description: The ecoregions shown here have been derived from Omernik (1987) and from refinements of Omernik's framework that have been made for other projects. These ongoing or recently completed projects, conducted in collaboration with the U.S. EPA regional offices and with state resource management agencies, involve refining ecoregions, defining subregions, and locating sets of reference sites. Designed to serve as a spatial framework for environmental resource management, ecoregions denote areas within which ecosystems (and the type, quality, and quantity of environmental resources) are generally similar. The most immediate needs are to develop regional biological criteria and water quality standards and to set management goals for nonpoint source pollution. The approach used to compile this map is based on the premise that ecological regions can be identified through the analysis of the patterns and the composition of biotic and abiotic phenomena that affect or reflect differences in ecosystem quality and integrity (Wiken 1986; Omernik 1987, 1995). These phenomena include geology, physiography, vegetation, climate, soils, land use, wildlife, and hydrology. The relative importance of each characteristic varies from one ecological region to another regardless of the hierarchical level. Because of possible confusion with other meanings of terms for different levels of ecologic regions, a Roman numeral classification scheme has been adopted for this effort. Level I is the coarsest level, dividing North America into 15 ecological regions whereas at Level II the continent is subdivided into 52 classes. Level III is the hierarchical level shown on this map. For portions of the United States the ecoregions have been further subdivided to level IV. The applications of the ecoregions are explained in Gallant et al. (1989) and in reports and publications from the state and regional projects. For additional information, contact James M. Omernik, U.S. EPA National Health and Environmental Effects Laboratory (NHEERL), 200 SW 35th St., Corvallis, OR 97333 (phone: 541-754-4458). These data are provided by Bureau of Land Management (BLM) "as is" and may contain errors or omissions. The User assumes the entire risk associated with its use of these data and bears all responsibility in determining whether these data are fit for the User's intended use. The User is encouraged to carefully consider the content of the metadata file associated with these data.
title: BLM REA MIR 2011 Middle Rockies Ecoregion
type: Map Service
tags: ["Boundary","Boundaries","Rapid Ecoregional Assessment","REA","Middle Rockies","MIR","HUC10","Watershed","Bureau of Land Management","BLM","Field Office","Land","Public Land Survey System","PLSS","Surface Management Agency","SMA","State","DOI","Bureau of Land Management","BLM","Rapid Ecoregional Assessment","REA","MIR","Middle Rockies","boundaries","Management","MIR 2011","Geospatial"]

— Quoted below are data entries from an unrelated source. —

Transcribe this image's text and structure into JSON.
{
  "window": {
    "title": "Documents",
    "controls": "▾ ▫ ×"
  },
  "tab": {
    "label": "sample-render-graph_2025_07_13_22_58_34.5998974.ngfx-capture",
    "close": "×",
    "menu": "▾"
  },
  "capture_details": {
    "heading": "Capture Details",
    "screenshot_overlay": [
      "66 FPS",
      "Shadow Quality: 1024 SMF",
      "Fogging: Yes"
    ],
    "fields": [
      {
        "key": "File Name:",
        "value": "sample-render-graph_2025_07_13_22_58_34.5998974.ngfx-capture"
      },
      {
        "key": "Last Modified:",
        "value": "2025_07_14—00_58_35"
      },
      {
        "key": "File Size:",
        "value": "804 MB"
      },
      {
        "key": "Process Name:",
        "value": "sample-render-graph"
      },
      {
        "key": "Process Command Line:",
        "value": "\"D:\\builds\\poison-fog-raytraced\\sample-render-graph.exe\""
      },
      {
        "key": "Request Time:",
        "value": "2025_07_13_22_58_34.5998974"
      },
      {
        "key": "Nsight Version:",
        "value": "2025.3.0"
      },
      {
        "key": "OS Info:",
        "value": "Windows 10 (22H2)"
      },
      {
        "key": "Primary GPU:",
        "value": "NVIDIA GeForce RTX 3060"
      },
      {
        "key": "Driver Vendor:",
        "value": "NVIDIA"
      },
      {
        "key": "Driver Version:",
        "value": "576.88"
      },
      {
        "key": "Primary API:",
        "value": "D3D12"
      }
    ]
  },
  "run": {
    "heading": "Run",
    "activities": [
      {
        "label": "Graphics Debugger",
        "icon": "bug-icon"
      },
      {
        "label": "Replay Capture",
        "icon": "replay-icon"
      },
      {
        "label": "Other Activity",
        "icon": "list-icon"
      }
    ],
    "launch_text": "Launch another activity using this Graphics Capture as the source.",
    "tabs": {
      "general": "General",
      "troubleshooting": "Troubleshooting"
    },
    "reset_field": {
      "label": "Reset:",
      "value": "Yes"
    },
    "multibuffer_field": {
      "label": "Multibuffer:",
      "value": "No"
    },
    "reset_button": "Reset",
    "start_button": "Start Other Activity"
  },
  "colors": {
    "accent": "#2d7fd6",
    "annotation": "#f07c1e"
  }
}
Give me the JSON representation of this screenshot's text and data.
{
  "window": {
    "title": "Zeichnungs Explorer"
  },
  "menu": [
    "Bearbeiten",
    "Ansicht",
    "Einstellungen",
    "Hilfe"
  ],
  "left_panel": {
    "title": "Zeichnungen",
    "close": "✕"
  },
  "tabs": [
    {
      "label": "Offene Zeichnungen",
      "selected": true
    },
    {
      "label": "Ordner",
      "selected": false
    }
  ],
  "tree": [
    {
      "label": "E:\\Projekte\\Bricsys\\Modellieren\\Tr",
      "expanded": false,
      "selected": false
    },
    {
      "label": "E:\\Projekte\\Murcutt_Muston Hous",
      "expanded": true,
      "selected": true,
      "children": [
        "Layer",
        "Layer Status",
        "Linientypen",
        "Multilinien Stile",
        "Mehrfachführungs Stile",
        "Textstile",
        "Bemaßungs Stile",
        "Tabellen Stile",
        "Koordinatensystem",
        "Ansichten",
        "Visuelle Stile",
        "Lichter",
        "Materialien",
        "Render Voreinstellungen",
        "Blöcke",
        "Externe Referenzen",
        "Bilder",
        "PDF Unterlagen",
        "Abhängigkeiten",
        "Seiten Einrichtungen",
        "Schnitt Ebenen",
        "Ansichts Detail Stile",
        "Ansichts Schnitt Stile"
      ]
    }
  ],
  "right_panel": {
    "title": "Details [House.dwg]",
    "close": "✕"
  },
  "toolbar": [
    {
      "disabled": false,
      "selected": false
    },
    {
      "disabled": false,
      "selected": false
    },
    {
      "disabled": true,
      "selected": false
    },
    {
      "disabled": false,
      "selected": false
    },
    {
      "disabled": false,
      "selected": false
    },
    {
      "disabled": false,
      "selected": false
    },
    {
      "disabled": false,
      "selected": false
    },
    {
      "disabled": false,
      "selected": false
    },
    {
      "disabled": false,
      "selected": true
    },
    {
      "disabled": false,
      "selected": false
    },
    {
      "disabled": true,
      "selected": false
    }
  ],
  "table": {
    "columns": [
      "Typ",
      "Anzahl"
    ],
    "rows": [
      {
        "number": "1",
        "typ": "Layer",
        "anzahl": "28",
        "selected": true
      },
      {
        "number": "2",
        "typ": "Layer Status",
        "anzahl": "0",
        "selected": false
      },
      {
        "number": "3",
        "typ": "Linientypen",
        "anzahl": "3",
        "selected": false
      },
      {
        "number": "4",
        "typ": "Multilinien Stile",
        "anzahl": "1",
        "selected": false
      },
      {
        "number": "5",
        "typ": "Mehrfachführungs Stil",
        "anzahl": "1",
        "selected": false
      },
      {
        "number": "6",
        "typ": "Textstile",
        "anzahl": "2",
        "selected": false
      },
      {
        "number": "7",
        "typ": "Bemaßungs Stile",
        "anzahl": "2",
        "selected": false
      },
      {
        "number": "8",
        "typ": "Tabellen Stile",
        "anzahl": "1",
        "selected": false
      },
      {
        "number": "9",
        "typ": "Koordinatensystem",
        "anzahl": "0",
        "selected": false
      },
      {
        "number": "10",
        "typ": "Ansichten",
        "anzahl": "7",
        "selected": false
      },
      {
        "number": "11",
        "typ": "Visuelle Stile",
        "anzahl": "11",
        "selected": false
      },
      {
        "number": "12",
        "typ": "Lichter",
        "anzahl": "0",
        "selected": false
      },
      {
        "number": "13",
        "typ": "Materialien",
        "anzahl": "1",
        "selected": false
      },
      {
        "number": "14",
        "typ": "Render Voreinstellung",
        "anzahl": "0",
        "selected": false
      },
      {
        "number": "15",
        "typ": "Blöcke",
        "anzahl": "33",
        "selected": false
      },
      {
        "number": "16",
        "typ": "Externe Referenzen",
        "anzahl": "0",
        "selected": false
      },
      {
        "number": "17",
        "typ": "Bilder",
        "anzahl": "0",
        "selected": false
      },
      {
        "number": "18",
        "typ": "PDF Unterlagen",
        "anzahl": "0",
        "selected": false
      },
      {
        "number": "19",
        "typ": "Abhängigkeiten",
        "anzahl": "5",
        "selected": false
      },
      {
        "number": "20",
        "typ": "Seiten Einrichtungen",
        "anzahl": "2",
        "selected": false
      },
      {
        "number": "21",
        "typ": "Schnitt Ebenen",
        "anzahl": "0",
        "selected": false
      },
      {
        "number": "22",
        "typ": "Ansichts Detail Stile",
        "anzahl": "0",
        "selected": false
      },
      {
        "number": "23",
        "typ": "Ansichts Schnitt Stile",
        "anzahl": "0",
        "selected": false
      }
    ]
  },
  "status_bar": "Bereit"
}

culture: en-US
name: MIR_Figure2_1_MiddleRockiesBoundary
guid: F0F9C8A9-BAF6-4803-ACF7-E37A38855EA5
spatialReference: USA_Contiguous_Albers_Equal_Area_Conic_USGS_version